Exercise: Your answer should consist of every line in the records that holds "through".
-*-
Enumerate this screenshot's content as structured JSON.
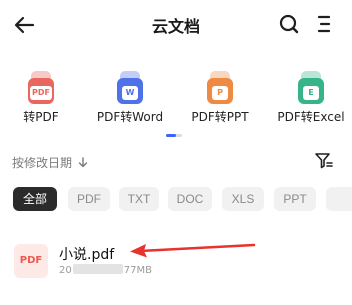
{
  "header": {
    "title": "云文档"
  },
  "tools": [
    {
      "label": "转PDF",
      "badge": "PDF",
      "color": "#e8675e"
    },
    {
      "label": "PDF转Word",
      "badge": "W",
      "color": "#4f72e8"
    },
    {
      "label": "PDF转PPT",
      "badge": "P",
      "color": "#ef8a45"
    },
    {
      "label": "PDF转Excel",
      "badge": "E",
      "color": "#38b48b"
    }
  ],
  "sort": {
    "label": "按修改日期"
  },
  "chips": [
    "全部",
    "PDF",
    "TXT",
    "DOC",
    "XLS",
    "PPT"
  ],
  "file": {
    "icon_text": "PDF",
    "name": "小说.pdf",
    "meta_prefix": "20",
    "meta_size": "77MB"
  }
}
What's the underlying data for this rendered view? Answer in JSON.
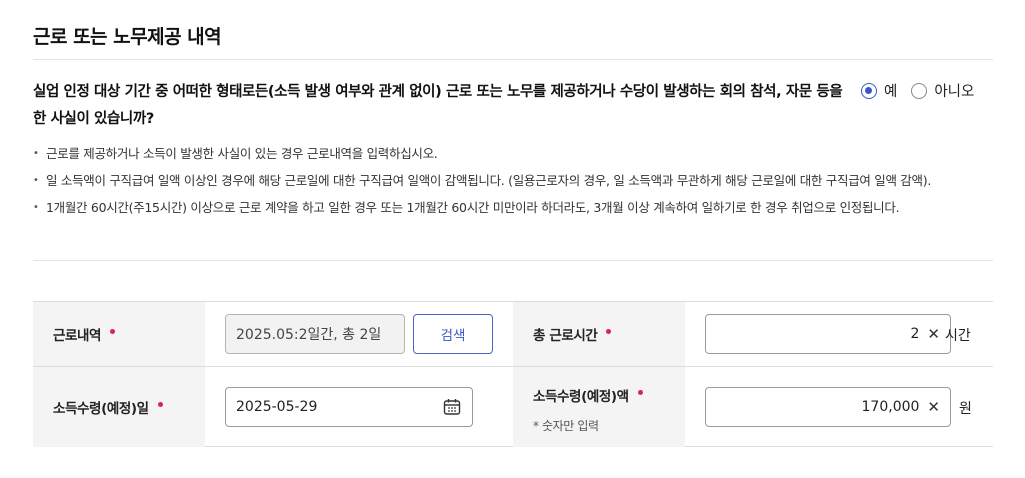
{
  "section": {
    "title": "근로 또는 노무제공 내역"
  },
  "question": {
    "text": "실업 인정 대상 기간 중 어떠한 형태로든(소득 발생 여부와 관계 없이) 근로 또는 노무를 제공하거나 수당이 발생하는 회의 참석, 자문 등을 한 사실이 있습니까?",
    "options": [
      {
        "label": "예",
        "selected": true
      },
      {
        "label": "아니오",
        "selected": false
      }
    ]
  },
  "notes": [
    "근로를 제공하거나 소득이 발생한 사실이 있는 경우 근로내역을 입력하십시오.",
    "일 소득액이 구직급여 일액 이상인 경우에 해당 근로일에 대한 구직급여 일액이 감액됩니다. (일용근로자의 경우, 일 소득액과 무관하게 해당 근로일에 대한 구직급여 일액 감액).",
    "1개월간 60시간(주15시간) 이상으로 근로 계약을 하고 일한 경우 또는 1개월간 60시간 미만이라 하더라도, 3개월 이상 계속하여 일하기로 한 경우 취업으로 인정됩니다."
  ],
  "form": {
    "work_history": {
      "label": "근로내역",
      "value": "2025.05:2일간, 총 2일",
      "search_label": "검색"
    },
    "total_hours": {
      "label": "총 근로시간",
      "value": "2",
      "unit": "시간"
    },
    "income_date": {
      "label": "소득수령(예정)일",
      "value": "2025-05-29"
    },
    "income_amount": {
      "label": "소득수령(예정)액",
      "hint": "* 숫자만 입력",
      "value": "170,000",
      "unit": "원"
    }
  },
  "icons": {
    "clear": "close-icon",
    "calendar": "calendar-icon"
  },
  "colors": {
    "accent": "#3a57c9",
    "required": "#d6245a",
    "label_bg": "#f4f4f4"
  }
}
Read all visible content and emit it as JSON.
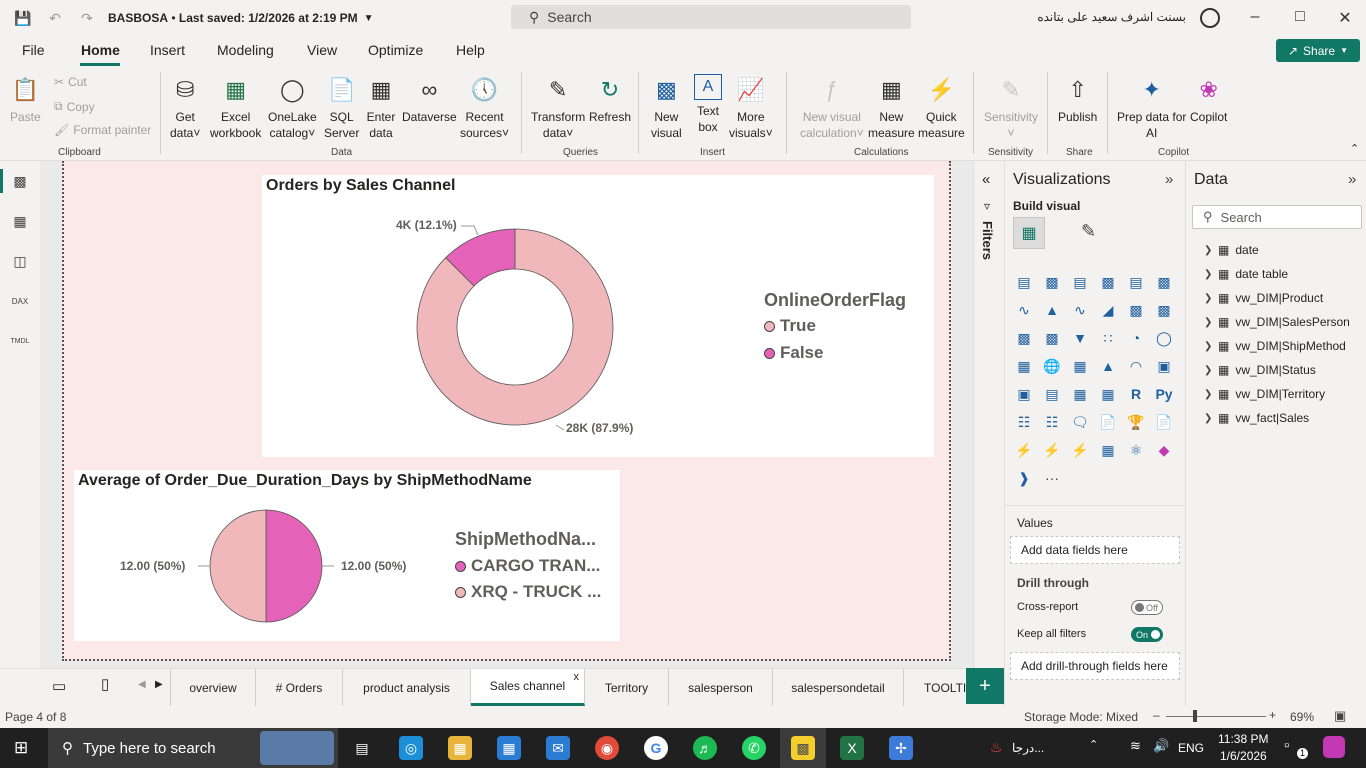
{
  "titlebar": {
    "doc_title": "BASBOSA",
    "saved_status": "Last saved: 1/2/2026 at 2:19 PM",
    "search_placeholder": "Search",
    "user_name": "بسنت اشرف سعيد على بتانده"
  },
  "menu": {
    "items": [
      "File",
      "Home",
      "Insert",
      "Modeling",
      "View",
      "Optimize",
      "Help"
    ],
    "share_label": "Share"
  },
  "ribbon": {
    "paste": "Paste",
    "cut": "Cut",
    "copy": "Copy",
    "format_painter": "Format painter",
    "clipboard_group": "Clipboard",
    "get_data": [
      "Get",
      "data"
    ],
    "excel": [
      "Excel",
      "workbook"
    ],
    "onelake": [
      "OneLake",
      "catalog"
    ],
    "sql": [
      "SQL",
      "Server"
    ],
    "enter_data": [
      "Enter",
      "data"
    ],
    "dataverse": "Dataverse",
    "recent_sources": [
      "Recent",
      "sources"
    ],
    "data_group": "Data",
    "transform": [
      "Transform",
      "data"
    ],
    "refresh": "Refresh",
    "queries_group": "Queries",
    "new_visual": [
      "New",
      "visual"
    ],
    "text_box": [
      "Text",
      "box"
    ],
    "more_visuals": [
      "More",
      "visuals"
    ],
    "insert_group": "Insert",
    "new_visual_calc": [
      "New visual",
      "calculation"
    ],
    "new_measure": [
      "New",
      "measure"
    ],
    "quick_measure": [
      "Quick",
      "measure"
    ],
    "calculations_group": "Calculations",
    "sensitivity": "Sensitivity",
    "sensitivity_group": "Sensitivity",
    "publish": "Publish",
    "share_group": "Share",
    "prep_data": [
      "Prep data for",
      "AI"
    ],
    "copilot": "Copilot",
    "copilot_group": "Copilot"
  },
  "visual1": {
    "title": "Orders by Sales Channel",
    "legend_title": "OnlineOrderFlag",
    "legend_items": [
      "True",
      "False"
    ],
    "label_true": "28K (87.9%)",
    "label_false": "4K (12.1%)"
  },
  "visual2": {
    "title": "Average of Order_Due_Duration_Days by ShipMethodName",
    "legend_title": "ShipMethodNa...",
    "legend_items": [
      "CARGO TRAN...",
      "XRQ - TRUCK ..."
    ],
    "label_left": "12.00 (50%)",
    "label_right": "12.00 (50%)"
  },
  "chart_data": [
    {
      "type": "pie",
      "title": "Orders by Sales Channel",
      "legend_title": "OnlineOrderFlag",
      "categories": [
        "True",
        "False"
      ],
      "values": [
        28000,
        4000
      ],
      "percents": [
        87.9,
        12.1
      ],
      "donut": true,
      "colors": [
        "#f0b8bb",
        "#e462b8"
      ],
      "legend_position": "right"
    },
    {
      "type": "pie",
      "title": "Average of Order_Due_Duration_Days by ShipMethodName",
      "legend_title": "ShipMethodNa...",
      "categories": [
        "CARGO TRAN...",
        "XRQ - TRUCK ..."
      ],
      "values": [
        12.0,
        12.0
      ],
      "percents": [
        50,
        50
      ],
      "donut": false,
      "colors": [
        "#e462b8",
        "#f0b8bb"
      ],
      "legend_position": "right"
    }
  ],
  "filters": {
    "label": "Filters"
  },
  "viz_pane": {
    "title": "Visualizations",
    "build_visual": "Build visual",
    "values_label": "Values",
    "values_placeholder": "Add data fields here",
    "drill_through": "Drill through",
    "cross_report": "Cross-report",
    "cross_report_state": "Off",
    "keep_filters": "Keep all filters",
    "keep_filters_state": "On",
    "drill_placeholder": "Add drill-through fields here",
    "more": "···"
  },
  "data_pane": {
    "title": "Data",
    "search_placeholder": "Search",
    "tables": [
      "date",
      "date table",
      "vw_DIM|Product",
      "vw_DIM|SalesPerson",
      "vw_DIM|ShipMethod",
      "vw_DIM|Status",
      "vw_DIM|Territory",
      "vw_fact|Sales"
    ]
  },
  "tabs": {
    "items": [
      "overview",
      "# Orders",
      "product analysis",
      "Sales channel",
      "Territory",
      "salesperson",
      "salespersondetail",
      "TOOLTI"
    ],
    "active": "Sales channel",
    "close": "x",
    "add": "+"
  },
  "status": {
    "page": "Page 4 of 8",
    "storage": "Storage Mode: Mixed",
    "zoom": "69%",
    "zoom_level": 0.69
  },
  "taskbar": {
    "search_placeholder": "Type here to search",
    "weather": "درجا...",
    "lang": "ENG",
    "time": "11:38 PM",
    "date": "1/6/2026",
    "notif": "1"
  }
}
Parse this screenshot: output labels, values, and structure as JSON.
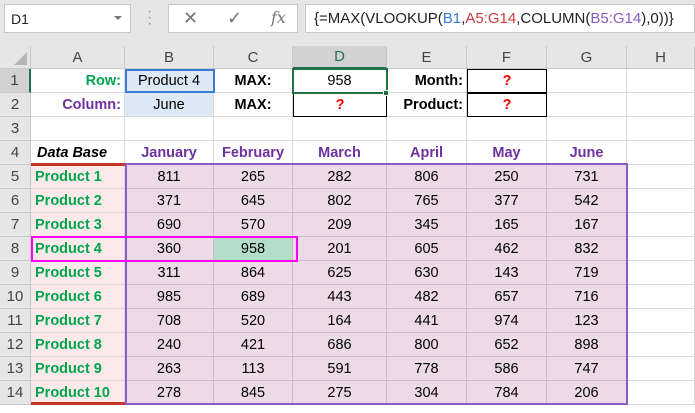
{
  "name_box": "D1",
  "formula_buttons": {
    "cancel": "✕",
    "enter": "✓",
    "fx": "fx"
  },
  "formula": [
    {
      "t": "{=MAX(VLOOKUP(",
      "c": "#222"
    },
    {
      "t": "B1",
      "c": "#3a7bd5"
    },
    {
      "t": ",",
      "c": "#222"
    },
    {
      "t": "A5:G14",
      "c": "#d23b3b"
    },
    {
      "t": ",COLUMN(",
      "c": "#222"
    },
    {
      "t": "B5:G14",
      "c": "#8a5cc4"
    },
    {
      "t": "),0))}",
      "c": "#222"
    }
  ],
  "columns": [
    "A",
    "B",
    "C",
    "D",
    "E",
    "F",
    "G",
    "H"
  ],
  "rows": [
    [
      "Row:",
      "Product 4",
      "MAX:",
      "958",
      "Month:",
      "?",
      "",
      ""
    ],
    [
      "Column:",
      "June",
      "MAX:",
      "?",
      "Product:",
      "?",
      "",
      ""
    ],
    [
      "",
      "",
      "",
      "",
      "",
      "",
      "",
      ""
    ],
    [
      "Data Base",
      "January",
      "February",
      "March",
      "April",
      "May",
      "June",
      ""
    ],
    [
      "Product 1",
      "811",
      "265",
      "282",
      "806",
      "250",
      "731",
      ""
    ],
    [
      "Product 2",
      "371",
      "645",
      "802",
      "765",
      "377",
      "542",
      ""
    ],
    [
      "Product 3",
      "690",
      "570",
      "209",
      "345",
      "165",
      "167",
      ""
    ],
    [
      "Product 4",
      "360",
      "958",
      "201",
      "605",
      "462",
      "832",
      ""
    ],
    [
      "Product 5",
      "311",
      "864",
      "625",
      "630",
      "143",
      "719",
      ""
    ],
    [
      "Product 6",
      "985",
      "689",
      "443",
      "482",
      "657",
      "716",
      ""
    ],
    [
      "Product 7",
      "708",
      "520",
      "164",
      "441",
      "974",
      "123",
      ""
    ],
    [
      "Product 8",
      "240",
      "421",
      "686",
      "800",
      "652",
      "898",
      ""
    ],
    [
      "Product 9",
      "263",
      "113",
      "591",
      "778",
      "586",
      "747",
      ""
    ],
    [
      "Product 10",
      "278",
      "845",
      "275",
      "304",
      "784",
      "206",
      ""
    ]
  ],
  "colors": {
    "green": "#00a550",
    "purple": "#7030a0",
    "red": "#ff0000",
    "selection": "#217346"
  }
}
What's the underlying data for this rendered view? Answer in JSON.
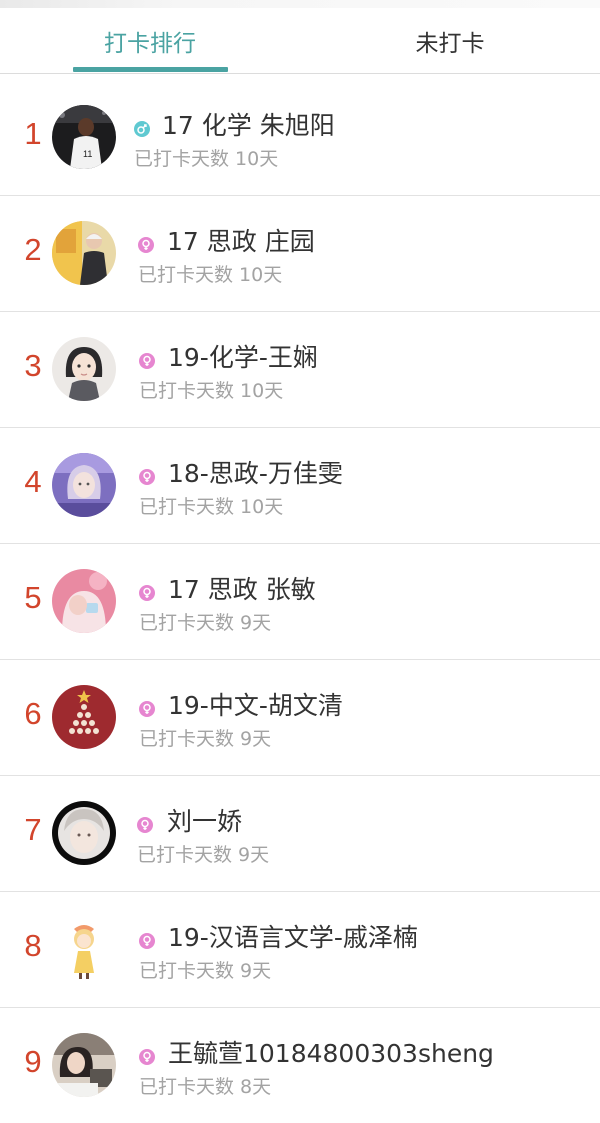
{
  "tabs": [
    {
      "label": "打卡排行",
      "active": true
    },
    {
      "label": "未打卡",
      "active": false
    }
  ],
  "colors": {
    "accent": "#4aa3a2",
    "rank": "#d2452c",
    "female": "#e686d0",
    "male": "#5fc9d1"
  },
  "items": [
    {
      "rank": "1",
      "gender_icon": "male-icon",
      "name": "17 化学 朱旭阳",
      "days": "已打卡天数 10天"
    },
    {
      "rank": "2",
      "gender_icon": "female-icon",
      "name": "17 思政 庄园",
      "days": "已打卡天数 10天"
    },
    {
      "rank": "3",
      "gender_icon": "female-icon",
      "name": "19-化学-王娴",
      "days": "已打卡天数 10天"
    },
    {
      "rank": "4",
      "gender_icon": "female-icon",
      "name": "18-思政-万佳雯",
      "days": "已打卡天数 10天"
    },
    {
      "rank": "5",
      "gender_icon": "female-icon",
      "name": "17 思政 张敏",
      "days": "已打卡天数 9天"
    },
    {
      "rank": "6",
      "gender_icon": "female-icon",
      "name": "19-中文-胡文清",
      "days": "已打卡天数 9天"
    },
    {
      "rank": "7",
      "gender_icon": "female-icon",
      "name": "刘一娇",
      "days": "已打卡天数 9天"
    },
    {
      "rank": "8",
      "gender_icon": "female-icon",
      "name": "19-汉语言文学-戚泽楠",
      "days": "已打卡天数 9天"
    },
    {
      "rank": "9",
      "gender_icon": "female-icon",
      "name": "王毓萱10184800303sheng",
      "days": "已打卡天数 8天"
    }
  ]
}
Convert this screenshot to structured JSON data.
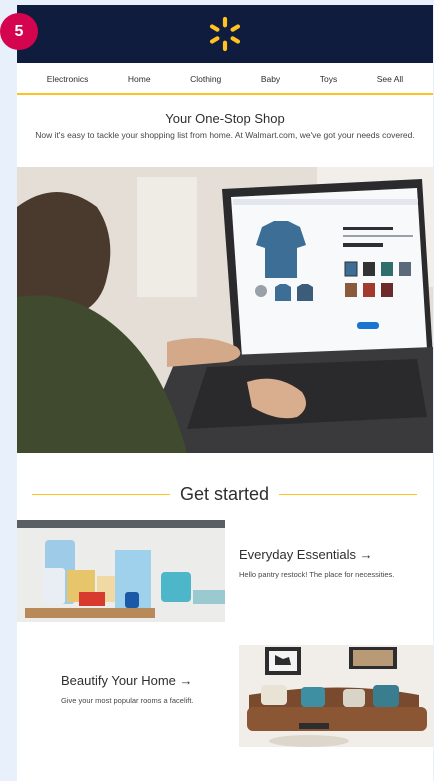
{
  "step_badge": "5",
  "brand": {
    "logo_icon": "spark-icon",
    "logo_color": "#ffc220",
    "header_color": "#0f1c3e"
  },
  "nav": {
    "items": [
      "Electronics",
      "Home",
      "Clothing",
      "Baby",
      "Toys",
      "See All"
    ]
  },
  "intro": {
    "title": "Your One-Stop Shop",
    "subtitle": "Now it's easy to tackle your shopping list from home. At Walmart.com, we've got your needs covered."
  },
  "section": {
    "title": "Get started"
  },
  "cards": [
    {
      "title": "Everyday Essentials →",
      "description": "Hello pantry restock! The place for necessities."
    },
    {
      "title": "Beautify Your Home →",
      "description": "Give your most popular rooms a facelift."
    }
  ]
}
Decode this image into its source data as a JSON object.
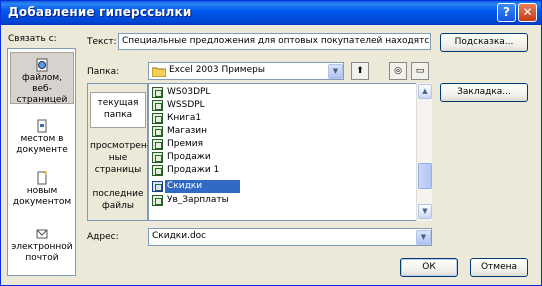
{
  "window": {
    "title": "Добавление гиперссылки"
  },
  "link_to": {
    "label": "Связать с:",
    "items": [
      {
        "label": "файлом, веб-страницей",
        "selected": true
      },
      {
        "label": "местом в документе",
        "selected": false
      },
      {
        "label": "новым документом",
        "selected": false
      },
      {
        "label": "электронной почтой",
        "selected": false
      }
    ]
  },
  "text_field": {
    "label": "Текст:",
    "value": "Специальные предложения для оптовых покупателей находятся зде"
  },
  "hint_button": "Подсказка...",
  "look_in": {
    "label": "Папка:",
    "value": "Excel 2003 Примеры",
    "items": [
      {
        "label": "текущая папка",
        "selected": true
      },
      {
        "label": "просмотрен-ные страницы",
        "selected": false
      },
      {
        "label": "последние файлы",
        "selected": false
      }
    ]
  },
  "bookmark_button": "Закладка...",
  "files": [
    {
      "name": "WS03DPL",
      "selected": false
    },
    {
      "name": "WSSDPL",
      "selected": false
    },
    {
      "name": "Книга1",
      "selected": false
    },
    {
      "name": "Магазин",
      "selected": false
    },
    {
      "name": "Премия",
      "selected": false
    },
    {
      "name": "Продажи",
      "selected": false
    },
    {
      "name": "Продажи 1",
      "selected": false
    },
    {
      "name": "Скидки",
      "selected": true
    },
    {
      "name": "Ув_Зарплаты",
      "selected": false
    }
  ],
  "address": {
    "label": "Адрес:",
    "value": "Скидки.doc"
  },
  "buttons": {
    "ok": "ОК",
    "cancel": "Отмена"
  },
  "colors": {
    "titlebar": "#0054e3",
    "selection": "#316ac5",
    "dialog_bg": "#ece9d8"
  }
}
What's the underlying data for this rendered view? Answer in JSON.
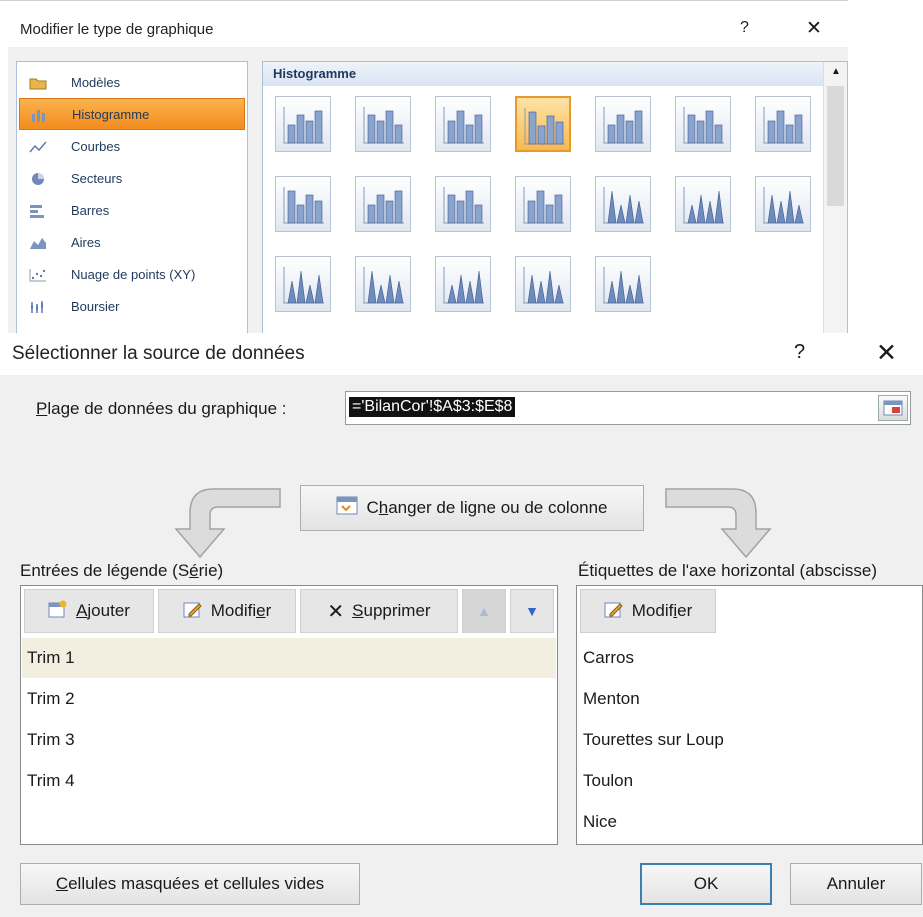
{
  "dialog_chart_type": {
    "title": "Modifier le type de graphique",
    "help_label": "?",
    "close_label": "✕",
    "categories": [
      {
        "label": "Modèles",
        "icon": "folder-icon"
      },
      {
        "label": "Histogramme",
        "icon": "column-chart-icon",
        "selected": true
      },
      {
        "label": "Courbes",
        "icon": "line-chart-icon"
      },
      {
        "label": "Secteurs",
        "icon": "pie-chart-icon"
      },
      {
        "label": "Barres",
        "icon": "bar-chart-icon"
      },
      {
        "label": "Aires",
        "icon": "area-chart-icon"
      },
      {
        "label": "Nuage de points (XY)",
        "icon": "scatter-chart-icon"
      },
      {
        "label": "Boursier",
        "icon": "stock-chart-icon"
      }
    ],
    "gallery_heading": "Histogramme",
    "selected_tile_index": 3,
    "tile_count": 19,
    "accent_color": "#f28b1e"
  },
  "dialog_data_source": {
    "title": "Sélectionner la source de données",
    "help_label": "?",
    "close_label": "✕",
    "range_label_first": "P",
    "range_label_rest": "lage de données du graphique :",
    "range_value": "='BilanCor'!$A$3:$E$8",
    "switch_button_pre": "C",
    "switch_button_u": "h",
    "switch_button_post": "anger de ligne ou de colonne",
    "legend_heading_pre": "Entrées de légende (S",
    "legend_heading_u": "é",
    "legend_heading_post": "rie)",
    "axis_heading": "Étiquettes de l'axe horizontal (abscisse)",
    "legend_toolbar": {
      "add_u": "A",
      "add_rest": "jouter",
      "edit_pre": "Modifi",
      "edit_u": "e",
      "edit_post": "r",
      "delete_u": "S",
      "delete_rest": "upprimer"
    },
    "axis_toolbar": {
      "edit_pre": "Modif",
      "edit_u": "i",
      "edit_post": "er"
    },
    "series": [
      "Trim 1",
      "Trim 2",
      "Trim 3",
      "Trim 4"
    ],
    "axis_labels": [
      "Carros",
      "Menton",
      "Tourettes sur Loup",
      "Toulon",
      "Nice"
    ],
    "hidden_cells_pre": "",
    "hidden_cells_u": "C",
    "hidden_cells_post": "ellules masquées et cellules vides",
    "ok_label": "OK",
    "cancel_label": "Annuler"
  }
}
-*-
Solved exercise:
    "drill_through": "Drill through",
    "drill_placeholder": "Add drill-through fields here",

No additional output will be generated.